(Data records for software interfaces)
*** Block opens ***

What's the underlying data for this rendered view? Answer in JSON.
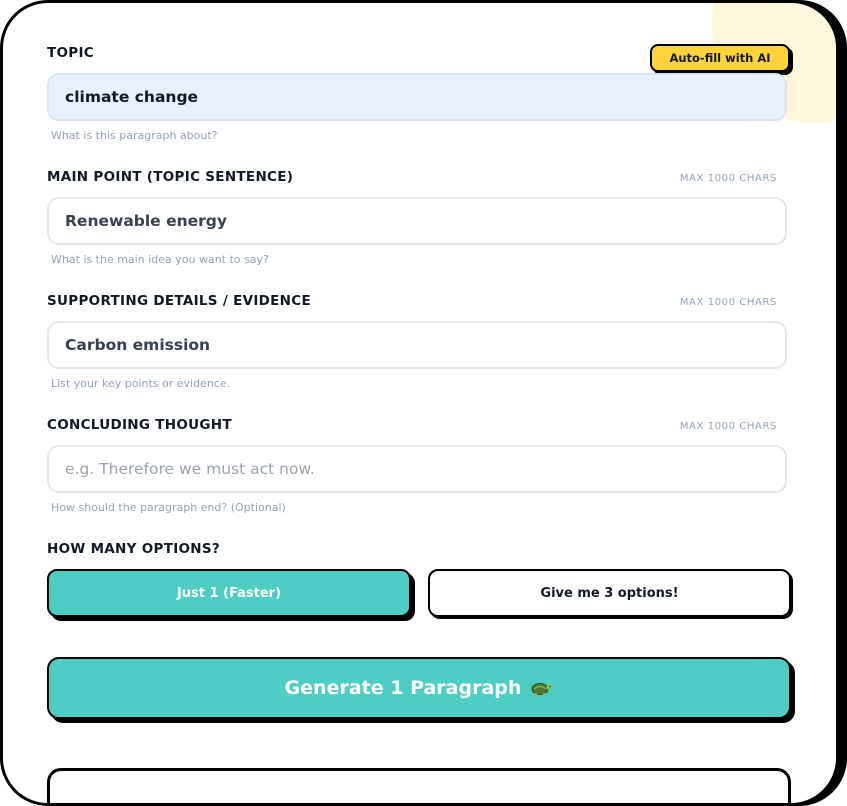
{
  "topic": {
    "label": "TOPIC",
    "autofill_label": "Auto-fill with AI",
    "value": "climate change",
    "help": "What is this paragraph about?"
  },
  "main_point": {
    "label": "MAIN POINT (TOPIC SENTENCE)",
    "max": "MAX 1000 CHARS",
    "value": "Renewable energy",
    "help": "What is the main idea you want to say?"
  },
  "supporting": {
    "label": "SUPPORTING DETAILS / EVIDENCE",
    "max": "MAX 1000 CHARS",
    "value": "Carbon emission",
    "help": "List your key points or evidence."
  },
  "concluding": {
    "label": "CONCLUDING THOUGHT",
    "max": "MAX 1000 CHARS",
    "value": "",
    "placeholder": "e.g. Therefore we must act now.",
    "help": "How should the paragraph end? (Optional)"
  },
  "options": {
    "label": "HOW MANY OPTIONS?",
    "choices": [
      {
        "label": "Just 1 (Faster)",
        "selected": true
      },
      {
        "label": "Give me 3 options!",
        "selected": false
      }
    ]
  },
  "generate": {
    "label": "Generate 1 Paragraph",
    "icon": "turtle-icon"
  },
  "colors": {
    "accent": "#4ecdc4",
    "autofill": "#ffd43b",
    "active_field": "#e8f0fe",
    "muted_text": "#94a3b8"
  }
}
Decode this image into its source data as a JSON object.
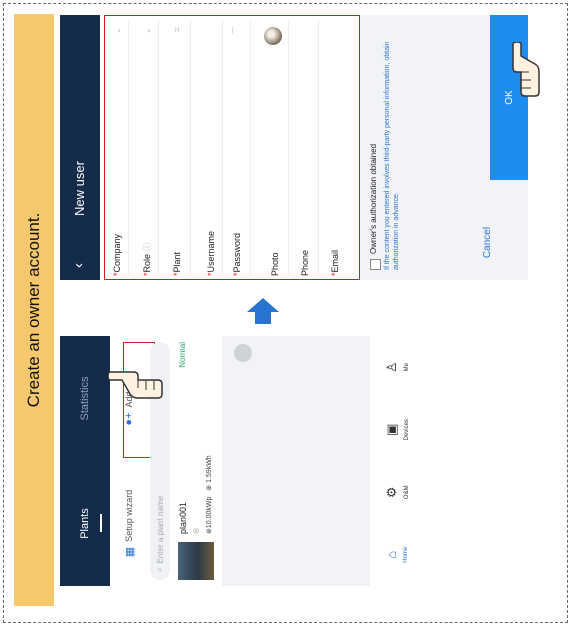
{
  "banner": {
    "text": "Create an owner account."
  },
  "plants_screen": {
    "tabs": [
      {
        "label": "Plants",
        "active": true
      },
      {
        "label": "Statistics",
        "active": false
      }
    ],
    "actions": {
      "setup_wizard": "Setup wizard",
      "add_user": "Add user"
    },
    "search": {
      "placeholder": "Enter a plant name"
    },
    "plant": {
      "name": "plan001",
      "capacity": "10.00kWp",
      "energy": "1.59kWh",
      "status": "Normal"
    },
    "nav": [
      {
        "label": "Home",
        "icon": "home-icon"
      },
      {
        "label": "O&M",
        "icon": "om-icon"
      },
      {
        "label": "Devices",
        "icon": "devices-icon"
      },
      {
        "label": "Me",
        "icon": "person-icon"
      }
    ]
  },
  "new_user_screen": {
    "title": "New user",
    "fields": {
      "company": "Company",
      "role": "Role",
      "plant": "Plant",
      "username": "Username",
      "password": "Password",
      "photo": "Photo",
      "phone": "Phone",
      "email": "Email"
    },
    "owner_authorization": "Owner's authorization obtained",
    "note": "If the content you entered involves third-party personal information, obtain authorization in advance.",
    "cancel": "Cancel",
    "ok": "OK"
  },
  "colors": {
    "banner": "#f6c86d",
    "header": "#142b4a",
    "highlight": "#d61d1d",
    "accent": "#1f8df0",
    "status_normal": "#2fa76a"
  }
}
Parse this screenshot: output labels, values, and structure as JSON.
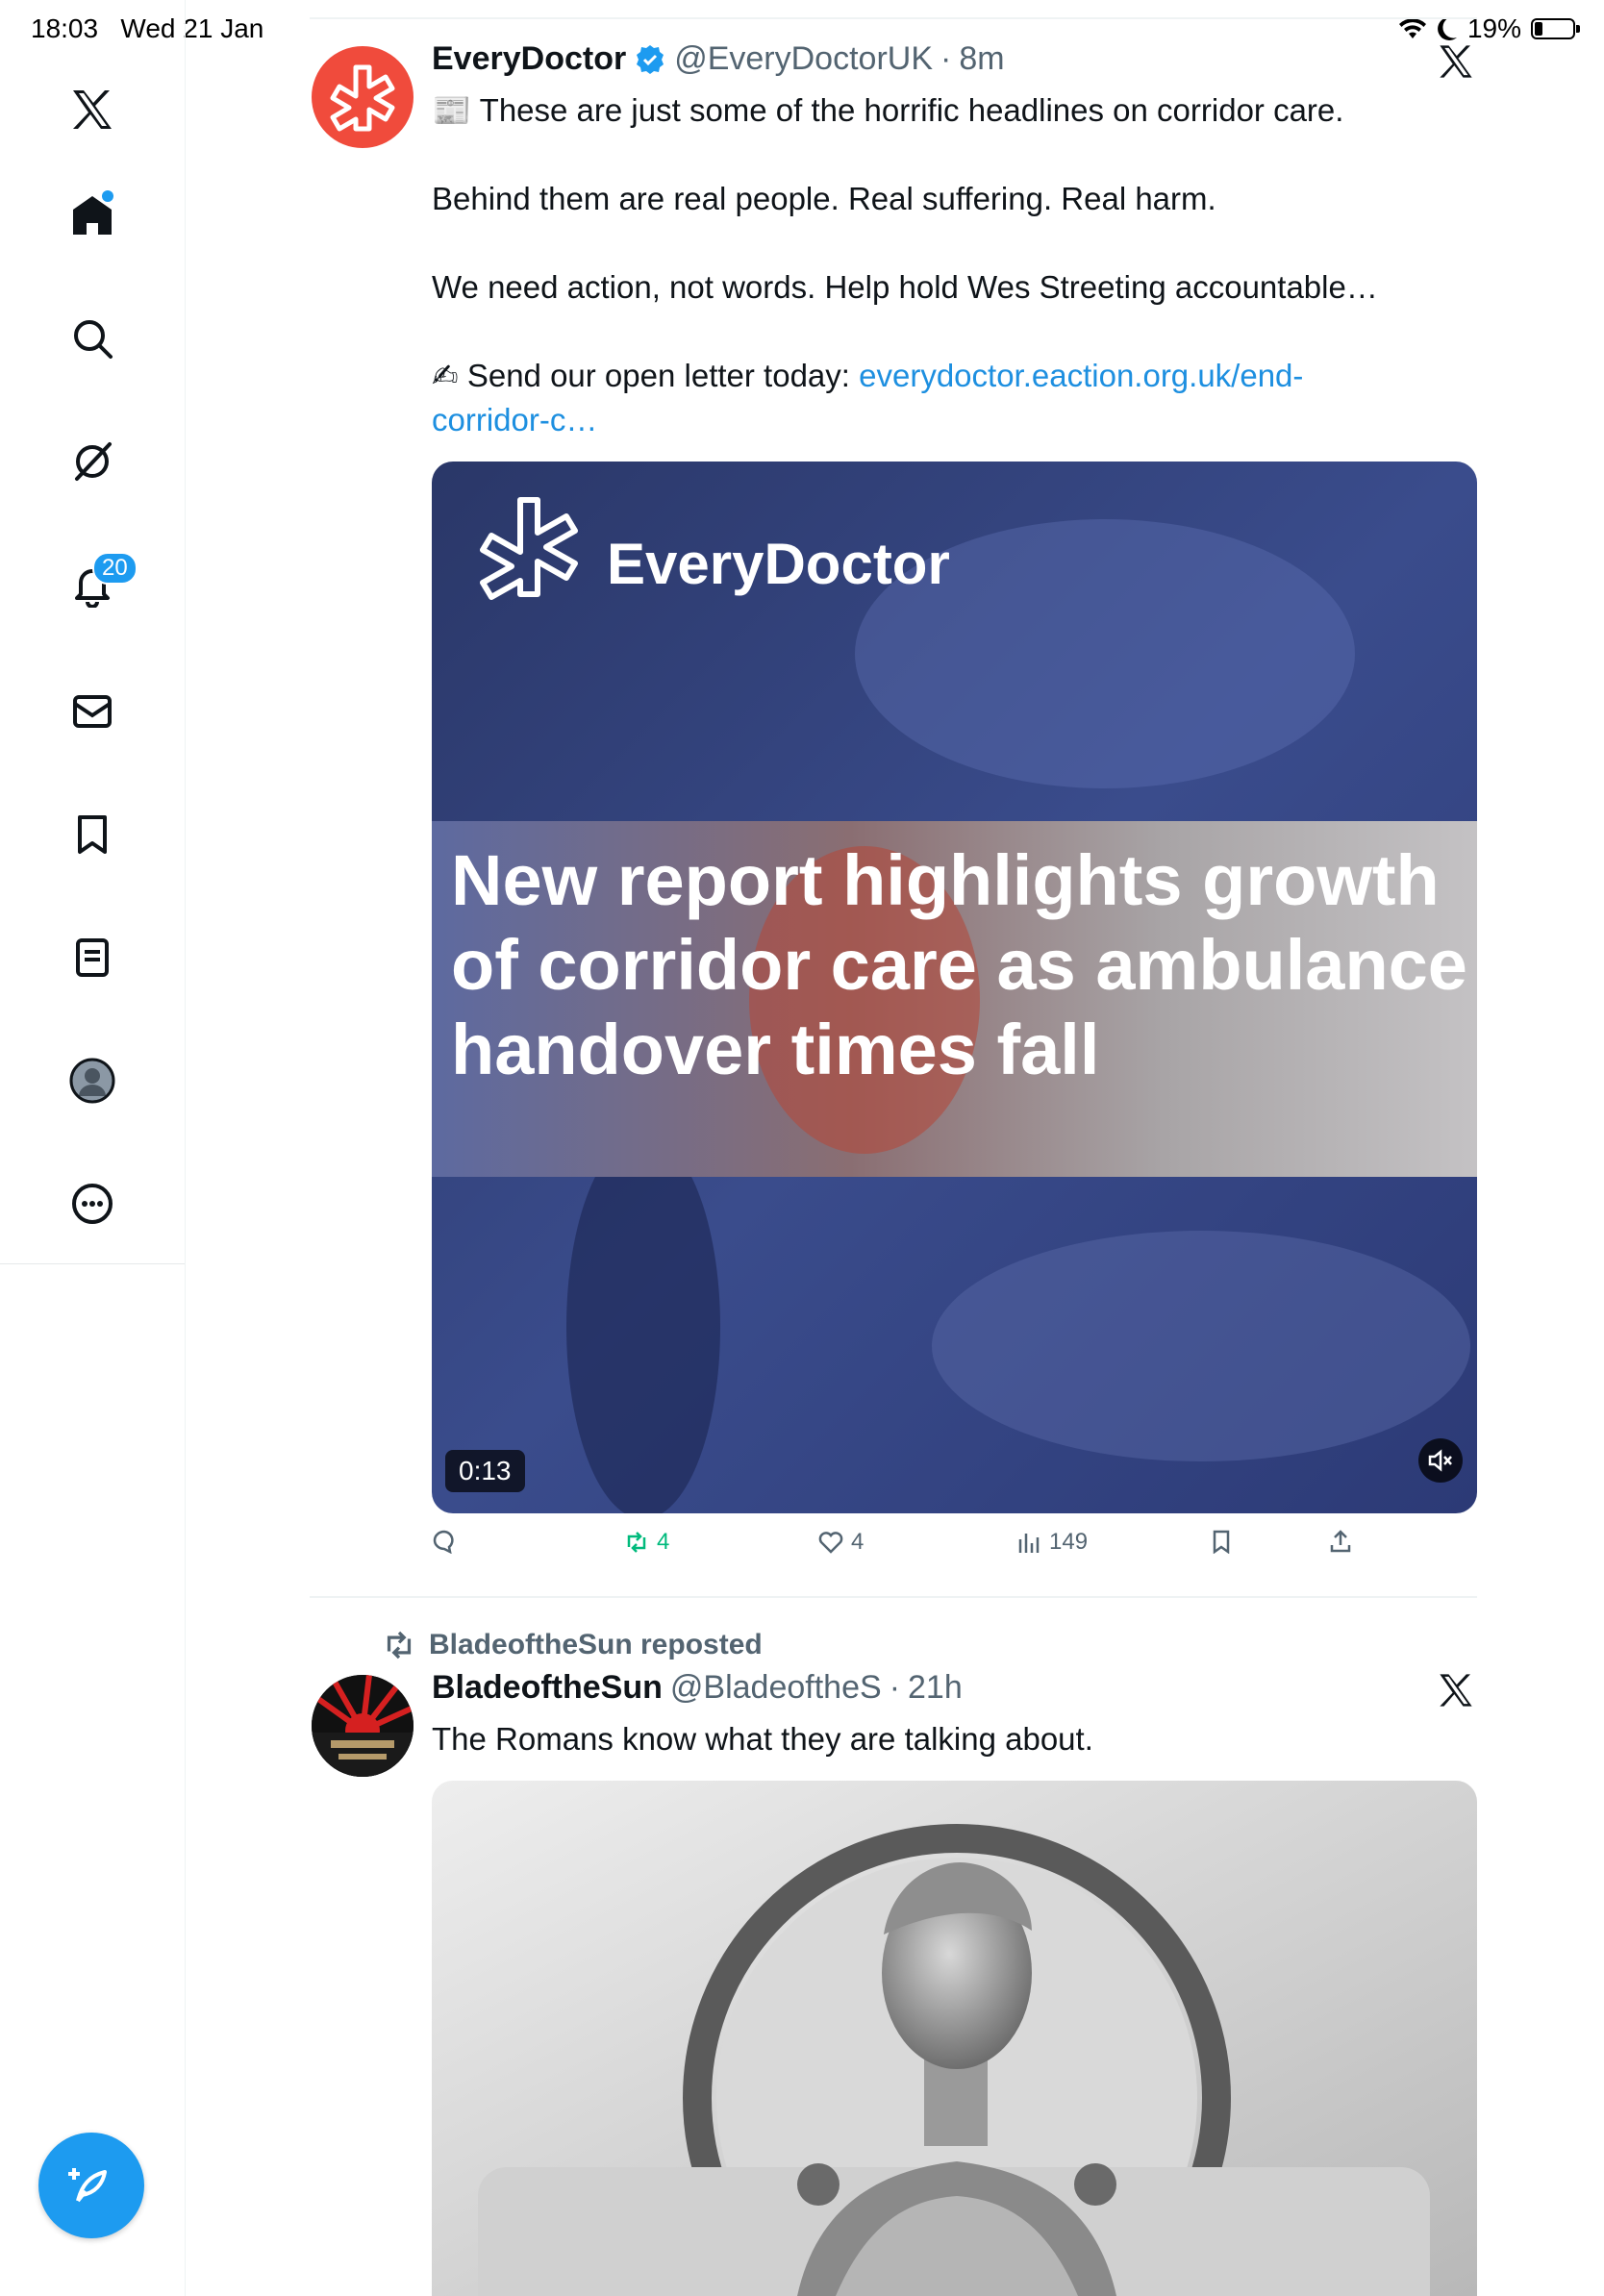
{
  "status_bar": {
    "time": "18:03",
    "date": "Wed 21 Jan",
    "battery": "19%",
    "battery_level": 0.19
  },
  "nav": {
    "notifications_badge": "20"
  },
  "tweet1": {
    "name": "EveryDoctor",
    "handle": "@EveryDoctorUK",
    "time": "8m",
    "line1_emoji": "📰",
    "line1": "These are just some of the horrific headlines on corridor care.",
    "line2": "Behind them are real people. Real suffering. Real harm.",
    "line3": "We need action, not words. Help hold Wes Streeting accountable…",
    "line4_emoji": "✍",
    "line4": "Send our open letter today:",
    "link": "everydoctor.eaction.org.uk/end-corridor-c…",
    "video": {
      "brand": "EveryDoctor",
      "headline": "New report highlights growth of corridor care as ambulance handover times fall",
      "duration": "0:13"
    },
    "stats": {
      "replies": "",
      "reposts": "4",
      "likes": "4",
      "views": "149"
    }
  },
  "tweet2": {
    "reposted_by": "BladeoftheSun reposted",
    "name": "BladeoftheSun",
    "handle": "@BladeoftheS",
    "time": "21h",
    "text": "The Romans know what they are talking about."
  },
  "colors": {
    "accent": "#1d9bf0",
    "repost": "#00ba7c",
    "avatar_red": "#f04b3c"
  }
}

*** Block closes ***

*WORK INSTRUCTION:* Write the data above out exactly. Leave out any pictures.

*WORKED SOLUTION:*
What's the underlying data for this rendered view? Answer in JSON.
{
  "topic": {
    "label": "TOPIC",
    "autofill_label": "Auto-fill with AI",
    "value": "climate change",
    "help": "What is this paragraph about?"
  },
  "main_point": {
    "label": "MAIN POINT (TOPIC SENTENCE)",
    "max": "MAX 1000 CHARS",
    "value": "Renewable energy",
    "help": "What is the main idea you want to say?"
  },
  "supporting": {
    "label": "SUPPORTING DETAILS / EVIDENCE",
    "max": "MAX 1000 CHARS",
    "value": "Carbon emission",
    "help": "List your key points or evidence."
  },
  "concluding": {
    "label": "CONCLUDING THOUGHT",
    "max": "MAX 1000 CHARS",
    "value": "",
    "placeholder": "e.g. Therefore we must act now.",
    "help": "How should the paragraph end? (Optional)"
  },
  "options": {
    "label": "HOW MANY OPTIONS?",
    "choices": [
      {
        "label": "Just 1 (Faster)",
        "selected": true
      },
      {
        "label": "Give me 3 options!",
        "selected": false
      }
    ]
  },
  "generate": {
    "label": "Generate 1 Paragraph",
    "icon": "turtle-icon"
  },
  "colors": {
    "accent": "#4ecdc4",
    "autofill": "#ffd43b",
    "active_field": "#e8f0fe",
    "muted_text": "#94a3b8"
  }
}
Decode this image into its source data as a JSON object.
{
  "banner": {
    "text": "Create an owner account."
  },
  "plants_screen": {
    "tabs": [
      {
        "label": "Plants",
        "active": true
      },
      {
        "label": "Statistics",
        "active": false
      }
    ],
    "actions": {
      "setup_wizard": "Setup wizard",
      "add_user": "Add user"
    },
    "search": {
      "placeholder": "Enter a plant name"
    },
    "plant": {
      "name": "plan001",
      "capacity": "10.00kWp",
      "energy": "1.59kWh",
      "status": "Normal"
    },
    "nav": [
      {
        "label": "Home",
        "icon": "home-icon"
      },
      {
        "label": "O&M",
        "icon": "om-icon"
      },
      {
        "label": "Devices",
        "icon": "devices-icon"
      },
      {
        "label": "Me",
        "icon": "person-icon"
      }
    ]
  },
  "new_user_screen": {
    "title": "New user",
    "fields": {
      "company": "Company",
      "role": "Role",
      "plant": "Plant",
      "username": "Username",
      "password": "Password",
      "photo": "Photo",
      "phone": "Phone",
      "email": "Email"
    },
    "owner_authorization": "Owner's authorization obtained",
    "note": "If the content you entered involves third-party personal information, obtain authorization in advance.",
    "cancel": "Cancel",
    "ok": "OK"
  },
  "colors": {
    "banner": "#f6c86d",
    "header": "#142b4a",
    "highlight": "#d61d1d",
    "accent": "#1f8df0",
    "status_normal": "#2fa76a"
  }
}
Parse this screenshot: output labels, values, and structure as JSON.
{
  "status_bar": {
    "time": "18:03",
    "date": "Wed 21 Jan",
    "battery": "19%",
    "battery_level": 0.19
  },
  "nav": {
    "notifications_badge": "20"
  },
  "tweet1": {
    "name": "EveryDoctor",
    "handle": "@EveryDoctorUK",
    "time": "8m",
    "line1_emoji": "📰",
    "line1": "These are just some of the horrific headlines on corridor care.",
    "line2": "Behind them are real people. Real suffering. Real harm.",
    "line3": "We need action, not words. Help hold Wes Streeting accountable…",
    "line4_emoji": "✍",
    "line4": "Send our open letter today:",
    "link": "everydoctor.eaction.org.uk/end-corridor-c…",
    "video": {
      "brand": "EveryDoctor",
      "headline": "New report highlights growth of corridor care as ambulance handover times fall",
      "duration": "0:13"
    },
    "stats": {
      "replies": "",
      "reposts": "4",
      "likes": "4",
      "views": "149"
    }
  },
  "tweet2": {
    "reposted_by": "BladeoftheSun reposted",
    "name": "BladeoftheSun",
    "handle": "@BladeoftheS",
    "time": "21h",
    "text": "The Romans know what they are talking about."
  },
  "colors": {
    "accent": "#1d9bf0",
    "repost": "#00ba7c",
    "avatar_red": "#f04b3c"
  }
}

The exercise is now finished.